(Data excerpts)
- - -
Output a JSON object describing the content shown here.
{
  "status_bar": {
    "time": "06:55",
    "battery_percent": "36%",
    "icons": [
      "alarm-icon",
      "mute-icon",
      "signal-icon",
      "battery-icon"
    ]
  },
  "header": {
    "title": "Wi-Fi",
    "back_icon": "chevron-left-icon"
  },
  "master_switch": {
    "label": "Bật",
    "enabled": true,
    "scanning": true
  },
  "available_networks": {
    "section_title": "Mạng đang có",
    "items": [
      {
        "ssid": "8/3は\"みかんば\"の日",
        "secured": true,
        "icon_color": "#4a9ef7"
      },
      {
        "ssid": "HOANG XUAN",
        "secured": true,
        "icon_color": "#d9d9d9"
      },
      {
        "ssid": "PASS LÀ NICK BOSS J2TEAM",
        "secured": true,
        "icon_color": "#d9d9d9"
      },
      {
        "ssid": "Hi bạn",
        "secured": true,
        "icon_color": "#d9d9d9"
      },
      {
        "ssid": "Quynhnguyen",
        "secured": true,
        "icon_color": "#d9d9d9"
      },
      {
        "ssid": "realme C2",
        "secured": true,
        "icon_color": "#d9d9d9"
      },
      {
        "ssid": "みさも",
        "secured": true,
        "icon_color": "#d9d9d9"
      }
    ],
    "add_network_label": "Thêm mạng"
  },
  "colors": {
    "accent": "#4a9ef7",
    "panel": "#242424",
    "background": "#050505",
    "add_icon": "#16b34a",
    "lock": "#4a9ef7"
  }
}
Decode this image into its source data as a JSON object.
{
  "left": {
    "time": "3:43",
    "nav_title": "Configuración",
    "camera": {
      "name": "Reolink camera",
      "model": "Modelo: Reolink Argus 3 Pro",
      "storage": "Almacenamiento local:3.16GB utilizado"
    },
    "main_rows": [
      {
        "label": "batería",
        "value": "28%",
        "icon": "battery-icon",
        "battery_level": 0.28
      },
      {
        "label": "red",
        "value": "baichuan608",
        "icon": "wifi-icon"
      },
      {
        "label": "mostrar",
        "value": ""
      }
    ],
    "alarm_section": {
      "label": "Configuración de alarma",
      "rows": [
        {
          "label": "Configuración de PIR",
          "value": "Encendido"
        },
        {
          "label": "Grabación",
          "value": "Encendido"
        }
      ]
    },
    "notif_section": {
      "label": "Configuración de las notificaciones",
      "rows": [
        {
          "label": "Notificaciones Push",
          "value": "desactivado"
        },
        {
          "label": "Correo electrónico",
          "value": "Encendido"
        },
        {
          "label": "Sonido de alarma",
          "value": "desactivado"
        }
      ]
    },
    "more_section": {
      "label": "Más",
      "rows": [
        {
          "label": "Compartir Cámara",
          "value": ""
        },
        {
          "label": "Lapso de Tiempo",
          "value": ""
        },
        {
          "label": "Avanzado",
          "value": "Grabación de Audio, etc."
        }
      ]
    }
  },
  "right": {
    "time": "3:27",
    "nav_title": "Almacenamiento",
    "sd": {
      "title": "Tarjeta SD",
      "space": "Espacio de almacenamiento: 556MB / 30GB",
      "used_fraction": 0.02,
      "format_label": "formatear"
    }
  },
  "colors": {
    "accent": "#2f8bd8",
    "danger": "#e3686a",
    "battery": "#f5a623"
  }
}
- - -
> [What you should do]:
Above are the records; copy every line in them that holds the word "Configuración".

> [Solution]:
    "nav_title": "Configuración",
      "label": "Configuración de alarma",
          "label": "Configuración de PIR",
      "label": "Configuración de las notificaciones",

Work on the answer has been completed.